Another point of contention is between open or closed pouches. The distinction here is faster draw versus increased ammunition security. Open pouches provide quicker access to ammo, but if you’re after more security then a closed pouch might suit you more. Better retention or how well the ammunition pouch holds a magazine or separate rounds rivals draw speed or access to the ammunition as the two most important criteria when selecting. Other factors are insertion speed, or how quickly a magazine or rounds fit in the pouch; versatility and adjustability, or whether the pouch can accommodate magazines or rounds of different types and calibres; and build and materials adding to specific properties.
Types of Ammunition Pouches
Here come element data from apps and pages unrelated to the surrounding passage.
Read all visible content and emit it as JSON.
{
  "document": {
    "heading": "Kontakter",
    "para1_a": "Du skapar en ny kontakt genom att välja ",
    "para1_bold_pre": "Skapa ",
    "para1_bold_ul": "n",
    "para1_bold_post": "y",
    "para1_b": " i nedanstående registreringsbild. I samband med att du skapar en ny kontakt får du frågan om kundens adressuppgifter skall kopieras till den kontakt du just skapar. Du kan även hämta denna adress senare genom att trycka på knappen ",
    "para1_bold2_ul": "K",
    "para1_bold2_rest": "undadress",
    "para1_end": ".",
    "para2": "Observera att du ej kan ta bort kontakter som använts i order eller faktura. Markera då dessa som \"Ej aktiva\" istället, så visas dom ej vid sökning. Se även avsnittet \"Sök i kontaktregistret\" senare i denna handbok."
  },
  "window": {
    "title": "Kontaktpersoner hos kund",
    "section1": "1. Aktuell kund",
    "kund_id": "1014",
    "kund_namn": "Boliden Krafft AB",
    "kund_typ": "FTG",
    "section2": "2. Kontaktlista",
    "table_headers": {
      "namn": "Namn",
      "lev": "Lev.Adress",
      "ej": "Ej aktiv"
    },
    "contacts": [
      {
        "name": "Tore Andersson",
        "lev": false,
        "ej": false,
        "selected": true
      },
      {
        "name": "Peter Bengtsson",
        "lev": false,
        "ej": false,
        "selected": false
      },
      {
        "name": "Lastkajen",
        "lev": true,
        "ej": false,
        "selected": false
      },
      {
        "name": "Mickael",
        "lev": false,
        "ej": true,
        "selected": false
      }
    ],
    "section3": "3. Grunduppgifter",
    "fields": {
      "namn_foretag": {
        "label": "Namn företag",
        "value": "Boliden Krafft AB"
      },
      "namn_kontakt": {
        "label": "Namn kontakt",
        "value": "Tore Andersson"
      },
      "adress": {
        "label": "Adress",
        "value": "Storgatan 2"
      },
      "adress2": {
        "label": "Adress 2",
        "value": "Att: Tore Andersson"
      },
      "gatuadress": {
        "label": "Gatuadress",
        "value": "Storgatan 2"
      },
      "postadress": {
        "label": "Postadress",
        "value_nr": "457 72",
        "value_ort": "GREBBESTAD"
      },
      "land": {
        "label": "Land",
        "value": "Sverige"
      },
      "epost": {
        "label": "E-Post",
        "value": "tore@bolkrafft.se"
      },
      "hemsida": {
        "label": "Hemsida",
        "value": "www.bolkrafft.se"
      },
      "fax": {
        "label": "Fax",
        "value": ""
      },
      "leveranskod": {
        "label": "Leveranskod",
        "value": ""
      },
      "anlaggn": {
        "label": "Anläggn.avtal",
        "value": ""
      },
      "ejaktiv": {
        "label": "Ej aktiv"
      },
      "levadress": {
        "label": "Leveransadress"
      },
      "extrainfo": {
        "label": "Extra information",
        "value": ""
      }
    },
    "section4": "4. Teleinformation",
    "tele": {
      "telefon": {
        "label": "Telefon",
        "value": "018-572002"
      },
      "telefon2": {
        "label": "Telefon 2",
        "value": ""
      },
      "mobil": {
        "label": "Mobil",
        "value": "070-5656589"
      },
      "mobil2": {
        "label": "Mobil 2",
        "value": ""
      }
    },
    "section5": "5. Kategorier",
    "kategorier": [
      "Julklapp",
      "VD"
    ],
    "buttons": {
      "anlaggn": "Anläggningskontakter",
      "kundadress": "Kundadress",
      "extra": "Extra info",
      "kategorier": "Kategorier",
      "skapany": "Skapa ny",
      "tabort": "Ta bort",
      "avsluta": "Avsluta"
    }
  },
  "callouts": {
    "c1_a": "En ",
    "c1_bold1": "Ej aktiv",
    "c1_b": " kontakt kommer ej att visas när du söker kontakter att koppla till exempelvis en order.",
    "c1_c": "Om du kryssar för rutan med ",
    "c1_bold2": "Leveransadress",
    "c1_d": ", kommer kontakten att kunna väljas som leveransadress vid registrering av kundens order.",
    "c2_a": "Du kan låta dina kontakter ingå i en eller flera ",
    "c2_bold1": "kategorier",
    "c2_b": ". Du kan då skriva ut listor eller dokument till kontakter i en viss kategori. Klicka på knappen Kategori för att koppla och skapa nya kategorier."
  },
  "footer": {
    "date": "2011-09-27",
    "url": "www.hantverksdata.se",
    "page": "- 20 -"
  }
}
Categories here are plenty. Ammunition pouches will differ in design, taking on different forms, the number of rounds they can carry and the type of calibre, as well as the materials used in their construction. The application also differentiates pouches between those used by the military and those by law enforcement personnel.
Pouches come in different forms, depending on how rounds and ammunition magazines are carried. For horizontally mounted pouches, with round stacked vertically, PALS compatible belt clips are the most common option. These can be from 1 to 10 separate columns, and house smaller calibre rounds in single or dual arrangements, most often 9mm.
Vest-mounted clips are similar, but are geared towards larger rounds in automatic and semi-automatic military issue rifles used by the ADF, like the .50 (12.7mm) rounds in the Barrett M82 sniper and are visibly larger. Ammo wallets are another option, and are good for carrying single magazines or up to 12 rounds at a time. Their slim profile and smaller footprint allow more choice in carrying and mounting. Lastly, when you need the most ammo, consider carrying all the extra rounds you need in an ammo shoulder bag. This is worn like a satchel and useful for larger rounds and rounds of varying calibre.
Materials in Ammunition Pouches
Pouches need to endure tough combat conditions. Materials include traditional cloth pouches, those made from thermoplastics, hybrid pouches with cloth and thermoplastic, and leather. Except for leather, all materials listed are found in both military and pouches used by law enforcement officials.
Cloth Ammo Pouches
Cloth is easy to work with, relatively cheap and sourced in tough-wearing nylon Cordura. Enclosures are often Velcro, bungee or snap flaps for quick draw speed. Retention is not the best there is, and neither insertion, and flaps often get in the way. Nevertheless, cloth pouches are some of the more accessible, easily fit MOLLE systems and can be found in most military stores. Advanced versions of cloth pouches known as fast mags have a quick draw and inserting speed due to more efficient use of straps and are adjustable for carrying other ammo and equipment, like radios or grenades with additional stitched slots.
Thermoplastic and Hybrid Pouches
These are made of flexible thermoplastics. Kydex is a rigid yet malleable thermoplastic -tough, waterproof, abrasion and chemical resistant. It also holds its form better than cloth, so has better retention and is often moulded to suit the shape and size of specific ammunition magazines. There’s no need for straps or flaps, and this also improves draw and insertion speeds. They are low profile and are often better ergonomically. Not all is good though, and there’s limited flexibility in terms of ammunition types that a Kydex pouch can carry and that they require more MOLLE space than cloth. Take into account that you won’t be able to attach other pouches on top.
Hybrid pouches are designed to offer the best balance between retention and flexibility, so use a combination of cloth and thermoplastic in all the right places, especially the inserts and tensioners. As such, they’re still a costly choice.
Prices are relatively affordable across a range of different pouches, so not often not the make-or-break factor. When choosing the right ammo pouch, or for that matter, basic military clothing like pants, needs to come first. Materials can affect ammo draw and retention, but you still need the right pouch for the ammunition that goes with your weapon (or weapons) and one that will carry the needed number of rounds.